You need to apply online, and here are the qualifications.  All applications must include a price quote from a NMEDA (National Mobility Equipment Dealers Association) dealer. 

Wednesday, July 23, 2014

Detroiters Who Need Help With Their Water Bills Can Get Hooked Up With Donors

Two women who never met in the flesh, and share a belief that water is a human right rather than a commodity like notebooks and handbags, figured out a way to match up Detroiters who need help with their water bills with those who want to help them.  It's the Detroit Water Project, and it has a place to volunteer to donate, and a place to apply for help in paying your Detroit water bill.  If you sign up, your past due bill will be verified, and the payment will go straight to the water department from the donor.  If you need help, give it a try.

What About the HARP 2.0 Program for Refinancing? Are There Other Programs, Too?

HARP (the home affordable refinance program) is getting a lot of attention nowadays, since it's more liberal than it used to be.  Who does it help?  It helps people who have a Fannie Mae or Freddie Mac-owned loan (you can find out if that's you by looking here), and meet other qualifications.   
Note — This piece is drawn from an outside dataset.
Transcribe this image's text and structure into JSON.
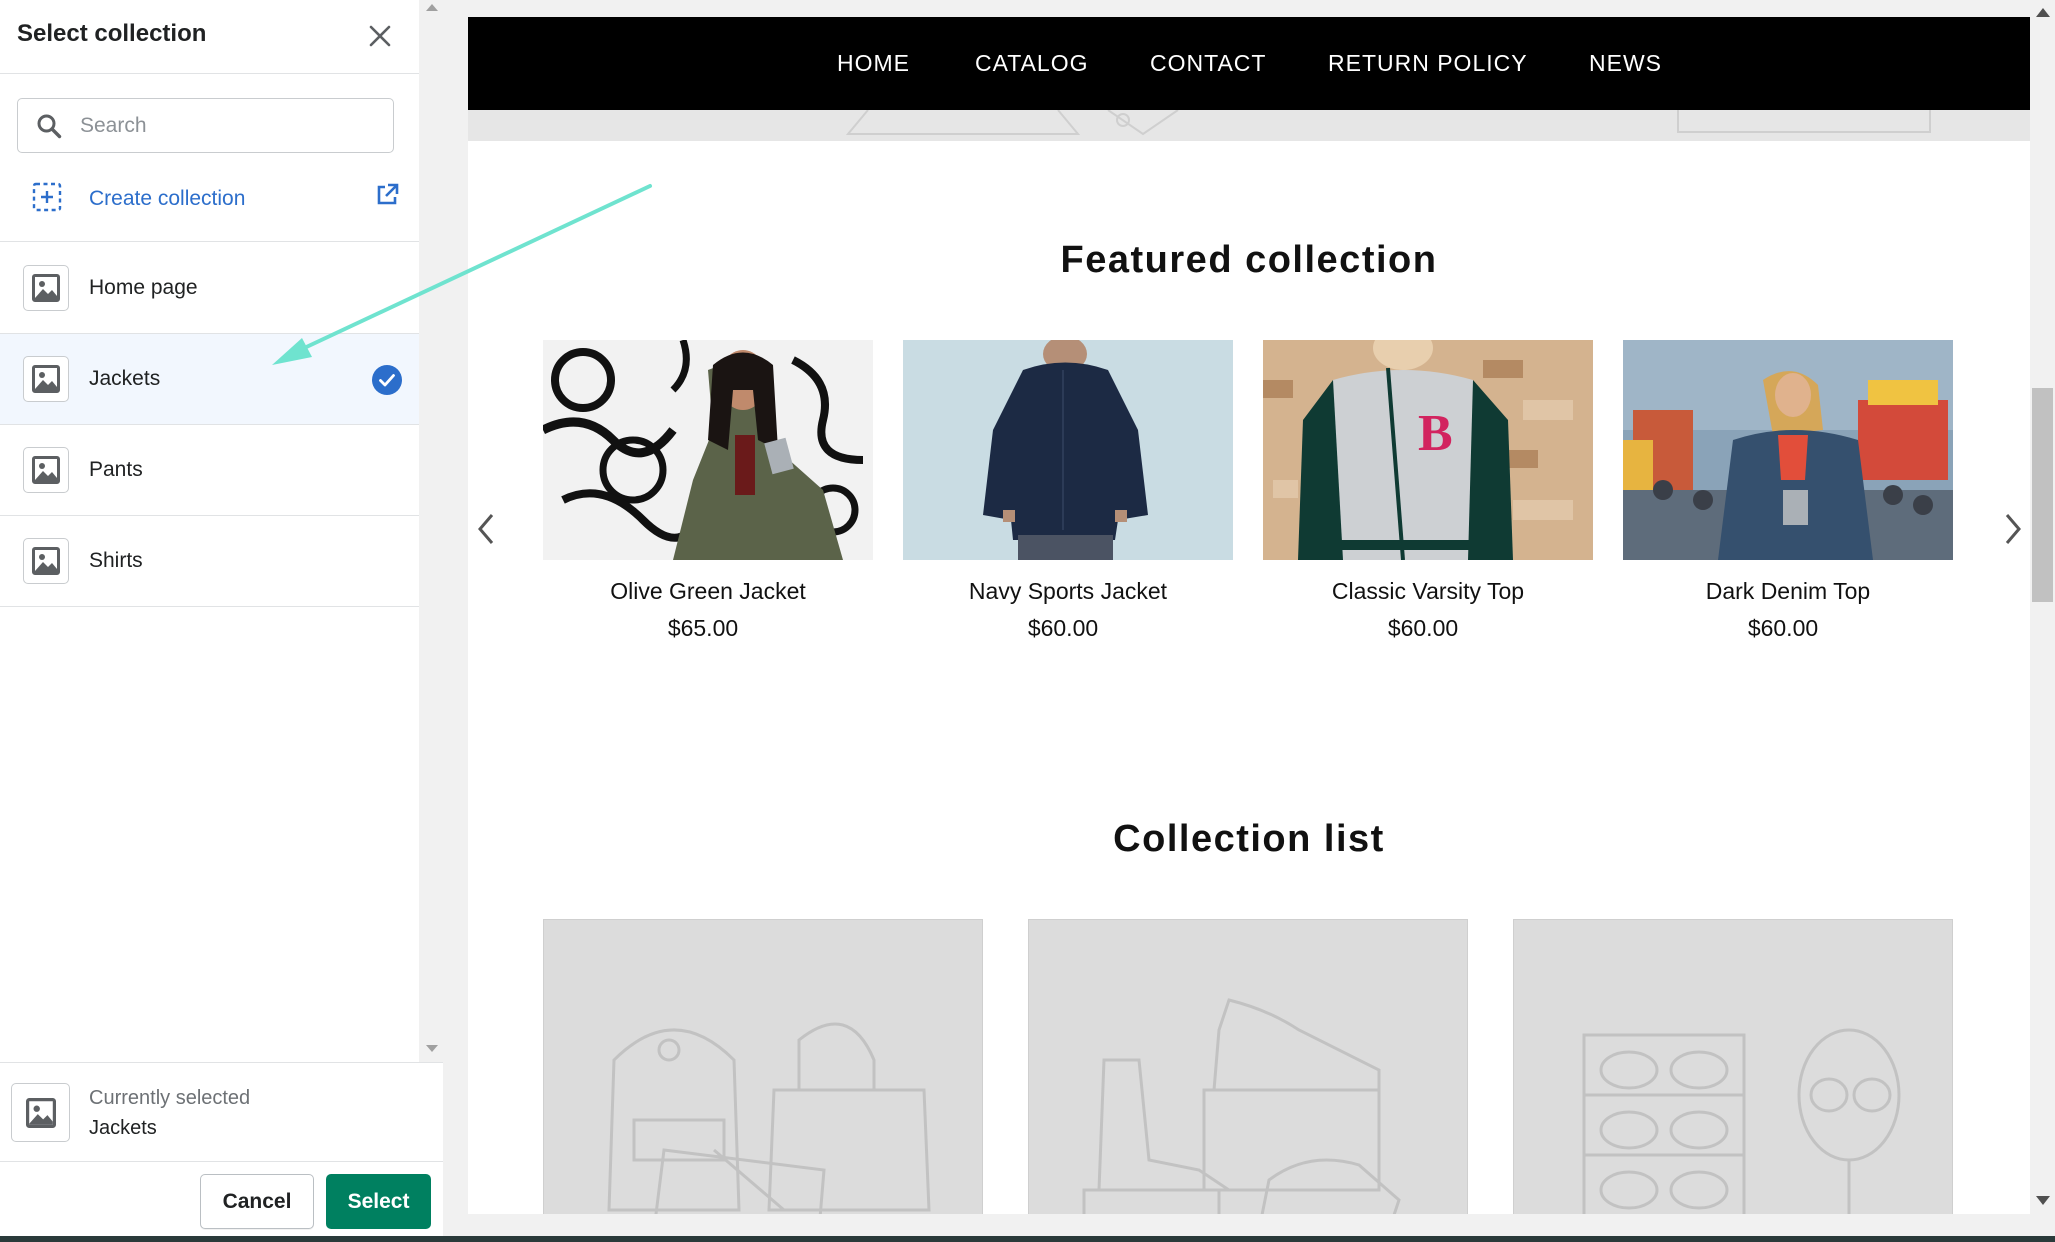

Since you have to have a good repayment record (no missed payments in the last 6 months, and no more than one in the last 12 months), it's not for people between the devil and the deep blue sea, just people who are underwater and would like to get a better deal.  While you are considering it, keep in mind that besides the government qualifications, the lenders may have qualifications of their own, and they may vary from one to another.   So if you get turned down by one, check out other eligible HARP lenders.  

What if you need help, and don't qualify for HARP?  There is a list of other federal mortgage aid programs by the federal government.   You can call housing counselors around the clock at 888-995-4673.  For a face-to-face talk with a reputable person in your area, see the list of HUD-approved counselors.
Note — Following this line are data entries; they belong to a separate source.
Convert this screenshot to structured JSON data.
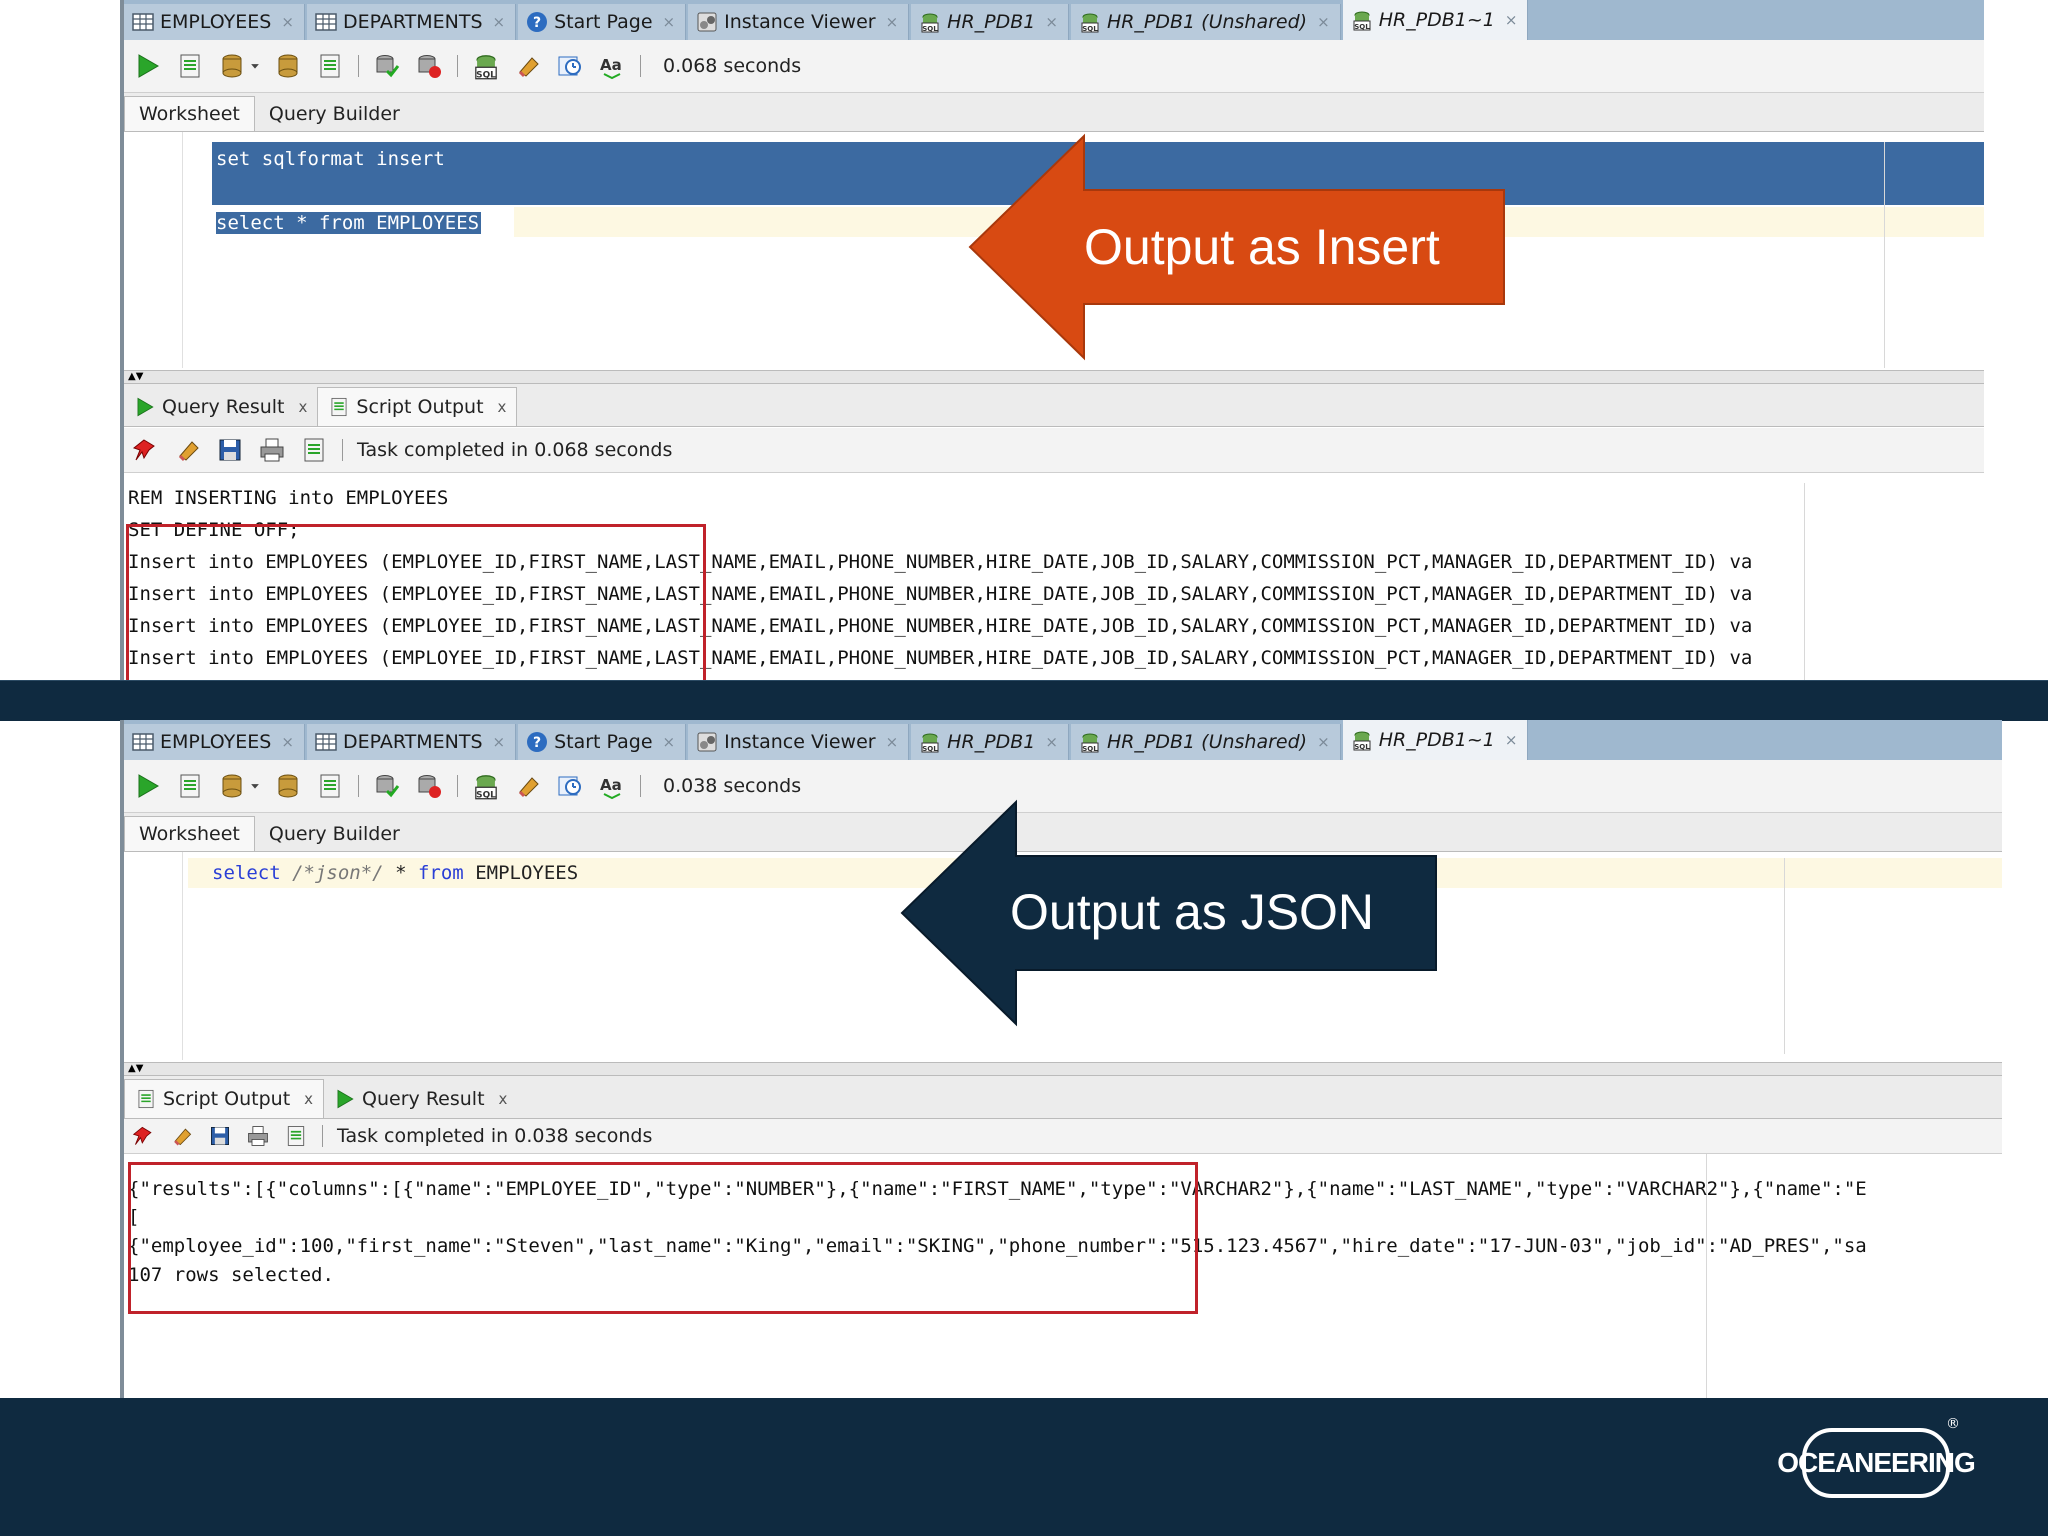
{
  "tabs": [
    {
      "label": "EMPLOYEES",
      "icon": "table-icon",
      "italic": false
    },
    {
      "label": "DEPARTMENTS",
      "icon": "table-icon",
      "italic": false
    },
    {
      "label": "Start Page",
      "icon": "help-icon",
      "italic": false
    },
    {
      "label": "Instance Viewer",
      "icon": "instance-viewer-icon",
      "italic": false
    },
    {
      "label": "HR_PDB1",
      "icon": "sql-worksheet-icon",
      "italic": true
    },
    {
      "label": "HR_PDB1 (Unshared)",
      "icon": "sql-worksheet-icon",
      "italic": true
    },
    {
      "label": "HR_PDB1~1",
      "icon": "sql-worksheet-icon",
      "italic": true
    }
  ],
  "tab_close": "×",
  "worksheet_tabs": {
    "worksheet": "Worksheet",
    "query_builder": "Query Builder"
  },
  "panel1": {
    "execution_time": "0.068 seconds",
    "sql_line1": "set sqlformat insert",
    "sql_line2": "select * from EMPLOYEES",
    "out_tab_query_result": "Query Result",
    "out_tab_script_output": "Script Output",
    "status": "Task completed in 0.068 seconds",
    "output_lines": [
      "REM INSERTING into EMPLOYEES",
      "SET DEFINE OFF;",
      "Insert into EMPLOYEES (EMPLOYEE_ID,FIRST_NAME,LAST_NAME,EMAIL,PHONE_NUMBER,HIRE_DATE,JOB_ID,SALARY,COMMISSION_PCT,MANAGER_ID,DEPARTMENT_ID) va",
      "Insert into EMPLOYEES (EMPLOYEE_ID,FIRST_NAME,LAST_NAME,EMAIL,PHONE_NUMBER,HIRE_DATE,JOB_ID,SALARY,COMMISSION_PCT,MANAGER_ID,DEPARTMENT_ID) va",
      "Insert into EMPLOYEES (EMPLOYEE_ID,FIRST_NAME,LAST_NAME,EMAIL,PHONE_NUMBER,HIRE_DATE,JOB_ID,SALARY,COMMISSION_PCT,MANAGER_ID,DEPARTMENT_ID) va",
      "Insert into EMPLOYEES (EMPLOYEE_ID,FIRST_NAME,LAST_NAME,EMAIL,PHONE_NUMBER,HIRE_DATE,JOB_ID,SALARY,COMMISSION_PCT,MANAGER_ID,DEPARTMENT_ID) va"
    ],
    "callout": "Output as Insert"
  },
  "panel2": {
    "execution_time": "0.038 seconds",
    "sql_select": "select",
    "sql_hint": "/*json*/",
    "sql_star": "*",
    "sql_from": "from",
    "sql_table": "EMPLOYEES",
    "out_tab_script_output": "Script Output",
    "out_tab_query_result": "Query Result",
    "status": "Task completed in 0.038 seconds",
    "output_lines": [
      "{\"results\":[{\"columns\":[{\"name\":\"EMPLOYEE_ID\",\"type\":\"NUMBER\"},{\"name\":\"FIRST_NAME\",\"type\":\"VARCHAR2\"},{\"name\":\"LAST_NAME\",\"type\":\"VARCHAR2\"},{\"name\":\"E",
      "[",
      "{\"employee_id\":100,\"first_name\":\"Steven\",\"last_name\":\"King\",\"email\":\"SKING\",\"phone_number\":\"515.123.4567\",\"hire_date\":\"17-JUN-03\",\"job_id\":\"AD_PRES\",\"sa",
      "107 rows selected."
    ],
    "callout": "Output as JSON"
  },
  "colors": {
    "callout_orange": "#d84a12",
    "callout_navy": "#0f2a40",
    "highlight_box": "#c0222a",
    "selection": "#3c6aa1"
  },
  "footer": {
    "logo": "OCEANEERING",
    "registered": "®"
  }
}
Friday, July 18, 2014

Water Payment Assistance in Detroit, and How to Find it in Other Cases

Right now, I guess we are having a dispute about how civilized and humane a society we are.  For instance, in a society where Wall Streeters can afford all the hookers and blow they can do in one night, are we really going to cut off the water on human beings, because they can't pay for it, and as we tell ourselves collectively WE'RE SO BROOOOKE?  Tens of thousands of Detroiters may in face having their water cut off for lack of payments and lack of ability to pay.

Julie's List has a listing of a program for Detroiters who can't pay their water bills via the Detroit Residential Water Assistance Program.  You can call 877-646-2831 for more information.  You must be a Detroit resident and have a shut-off notice to be eligible. What if you are in the 'burbs, and need financial help?  Julie's List's website is all over it with various agencies that help out with utilities in southeastern Michigan.  

If you live in other places, the first place to go if you have problems with your utility payments is the utility themselves. They often have programs associated with them, made up of voluntary contributions of other utility users. Another place to go is the local 211 number where you live and their website, if they make it available to the public.  Under heading "water service payment assistance," you will find what they have.  If you have a particular disorder or problem, for instance, if you have AIDS or are an ex-offender, or something about your status or illness makes it difficult to pay bills, you might want to use 211 to identify agencies that help people with your  particular illness or social status.